labels.sort((a, b) => a.y - b.y);
visibleStates.sort((a, b) => b.currentPopulation - a.currentPopulation);
visibleStates.forEach((state, i) => state.y = labels[i].y);

The remainder of our drawLegend() function is basically what we had before, but now we use the new y property. Also, because a state’s ‘y’ property might change depending on which other states are visible, we include an update action in addition to the enter and exit actions.

 

const legendItems = chart.selectAll('.legend-item').data(visibleStates, d => d.name);
legendItems.exit().remove();
legendItems.attr('y', d => d.y);
legendItems.enter().append('text')
  .attr('class', 'legend-item')
  .html(d => d.name)
  .attr('fill', d => d.color)
  .attr('font-size', labelHeight)
  .attr('alignment-baseline', 'middle')
  .attr('x', width)
  .attr('dx', '.5em')
  .attr('y', d => d.y);

 

Let’s return to our example:

 

 

Things are looking good, but let’s test an extreme case:

 

 

We’re getting there, but in some cases, the legend might run off the chart area.

 

Enforcing boundaries with a custom force

 

Our D3 force simulation doesn’t know that we want to contain our nodes within any boundaries. The D3 api reference describes six force functions built in to D3, but none of them address keeping the nodes within bounds. No big deal–we’ll make our own! Let’s modify the block of code where we set up the simulation:

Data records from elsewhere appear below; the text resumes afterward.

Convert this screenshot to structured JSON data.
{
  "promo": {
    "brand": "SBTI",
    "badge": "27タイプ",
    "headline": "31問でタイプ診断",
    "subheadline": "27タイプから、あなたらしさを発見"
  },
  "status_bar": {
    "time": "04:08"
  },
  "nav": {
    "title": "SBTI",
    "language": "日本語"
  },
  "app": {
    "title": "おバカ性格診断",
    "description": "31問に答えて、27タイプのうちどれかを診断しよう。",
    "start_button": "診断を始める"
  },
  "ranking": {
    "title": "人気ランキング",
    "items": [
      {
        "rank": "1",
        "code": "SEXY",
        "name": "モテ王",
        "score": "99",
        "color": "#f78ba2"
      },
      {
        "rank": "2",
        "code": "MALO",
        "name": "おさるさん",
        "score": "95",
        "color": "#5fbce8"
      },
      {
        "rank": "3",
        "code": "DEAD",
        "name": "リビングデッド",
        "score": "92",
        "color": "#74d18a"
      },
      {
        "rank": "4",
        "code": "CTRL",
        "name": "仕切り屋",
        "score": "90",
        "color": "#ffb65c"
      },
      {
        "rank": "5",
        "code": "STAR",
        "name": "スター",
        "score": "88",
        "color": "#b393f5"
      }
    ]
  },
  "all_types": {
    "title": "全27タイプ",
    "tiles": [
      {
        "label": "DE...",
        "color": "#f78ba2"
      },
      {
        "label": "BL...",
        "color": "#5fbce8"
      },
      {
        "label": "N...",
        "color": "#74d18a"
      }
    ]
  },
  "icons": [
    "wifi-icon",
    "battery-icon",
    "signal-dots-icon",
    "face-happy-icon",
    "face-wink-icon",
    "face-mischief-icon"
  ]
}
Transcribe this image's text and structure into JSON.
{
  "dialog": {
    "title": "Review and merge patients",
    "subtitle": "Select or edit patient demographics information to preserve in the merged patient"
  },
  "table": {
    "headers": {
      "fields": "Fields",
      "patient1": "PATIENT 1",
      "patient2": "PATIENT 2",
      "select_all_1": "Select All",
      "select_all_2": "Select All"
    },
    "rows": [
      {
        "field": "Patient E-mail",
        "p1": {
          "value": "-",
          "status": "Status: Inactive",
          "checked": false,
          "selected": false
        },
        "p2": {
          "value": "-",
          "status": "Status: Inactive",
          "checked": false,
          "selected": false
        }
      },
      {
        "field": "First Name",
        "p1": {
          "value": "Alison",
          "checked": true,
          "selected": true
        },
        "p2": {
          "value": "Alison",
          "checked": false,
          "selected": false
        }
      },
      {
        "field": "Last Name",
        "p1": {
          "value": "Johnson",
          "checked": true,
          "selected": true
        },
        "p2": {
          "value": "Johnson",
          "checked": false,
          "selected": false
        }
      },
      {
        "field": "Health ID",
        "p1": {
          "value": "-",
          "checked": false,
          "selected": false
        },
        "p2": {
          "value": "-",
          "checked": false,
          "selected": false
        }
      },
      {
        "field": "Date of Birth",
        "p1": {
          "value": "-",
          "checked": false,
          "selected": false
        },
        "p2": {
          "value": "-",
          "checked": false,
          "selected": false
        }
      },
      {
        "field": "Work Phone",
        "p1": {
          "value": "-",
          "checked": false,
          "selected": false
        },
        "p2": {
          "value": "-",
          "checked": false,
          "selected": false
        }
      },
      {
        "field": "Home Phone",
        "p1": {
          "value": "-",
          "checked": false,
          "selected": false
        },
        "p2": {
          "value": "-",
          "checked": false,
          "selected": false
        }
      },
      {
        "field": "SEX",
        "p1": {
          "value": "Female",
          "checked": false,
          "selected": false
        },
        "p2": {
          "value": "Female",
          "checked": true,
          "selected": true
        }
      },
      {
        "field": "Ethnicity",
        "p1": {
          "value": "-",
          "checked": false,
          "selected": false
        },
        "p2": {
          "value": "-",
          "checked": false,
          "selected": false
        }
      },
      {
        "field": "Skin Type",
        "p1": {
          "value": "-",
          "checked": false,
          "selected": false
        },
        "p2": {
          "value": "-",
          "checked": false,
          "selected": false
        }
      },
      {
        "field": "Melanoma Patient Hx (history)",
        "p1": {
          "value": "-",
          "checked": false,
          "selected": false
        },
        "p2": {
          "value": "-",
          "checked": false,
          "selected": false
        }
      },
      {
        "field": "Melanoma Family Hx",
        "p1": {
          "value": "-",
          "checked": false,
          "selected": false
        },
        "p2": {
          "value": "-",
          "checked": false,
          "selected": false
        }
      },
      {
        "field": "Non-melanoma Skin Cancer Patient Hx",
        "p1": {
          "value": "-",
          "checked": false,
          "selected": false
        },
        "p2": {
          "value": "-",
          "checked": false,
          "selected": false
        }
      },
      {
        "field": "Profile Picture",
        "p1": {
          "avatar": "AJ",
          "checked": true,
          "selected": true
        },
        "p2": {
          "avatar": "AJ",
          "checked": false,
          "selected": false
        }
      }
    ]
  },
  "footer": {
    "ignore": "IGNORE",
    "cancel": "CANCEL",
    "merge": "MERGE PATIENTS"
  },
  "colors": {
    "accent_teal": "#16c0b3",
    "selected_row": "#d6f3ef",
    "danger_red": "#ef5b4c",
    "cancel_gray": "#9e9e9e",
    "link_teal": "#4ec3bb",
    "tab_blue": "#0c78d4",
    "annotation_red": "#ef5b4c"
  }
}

const forceClamp = (min, max) => {
  let nodes;
  const force = () => {
    nodes.forEach(n => {
      if (n.y > max) n.y = max;
      if (n.y < min) n.y = min;
    });
  };
  force.initialize = (_) => nodes = _;
  return force;
}

const force = d3.forceSimulation()
  .nodes(labels)
  .force('collide', d3.forceCollide(labelHeight / 2))
  .force('y', d3.forceY(d => d.targetY).strength(1))    
  .force('clamp', forceClamp(0, height))
  .stop();

We created forceClamp, a function analogous to d3.forceY or d3.forceCollide. There are two important things to notice here:
1. forceClamp returns a function. We named it force, but we could have named it anything. When forceClamp is bound to the simulation, this function is called at every iteration.
2. We defined force.initialize as another function. When forceClamp is bound to the simulation, force.initialize is called just once, being passed the nodes that were previously defined. In this case, force.initialize simply assigns the array of nodes to a variable that can be accessed by force.

 

Read more about how force functions work here, or take a look at one of the built in force function for another example.

 

How well does our custom force function work? Even in extreme cases, our improved force layout does a nice job of keeping the labels in bounds and preventing collisions.

 

 

Conclusions

 

When placing labels on a chart, a D3 force layout can prevent them from overlapping or running out of bounds. Here are a few more things to keep in mind:

 

  • If a user continues to add data, eventually the labels have no choice but to collide
  • Be careful that your labels aren’t out of order! We performed two sorting operations to handle this
  • In our example, if a user selects more than seven states, some line colors are repeated. We prefer this to using more colors, which become difficult to differentiate
  • See the live demo here: https://bl.ocks.org/wdickerson/bd654e61f536dcef3736f41e0ad87786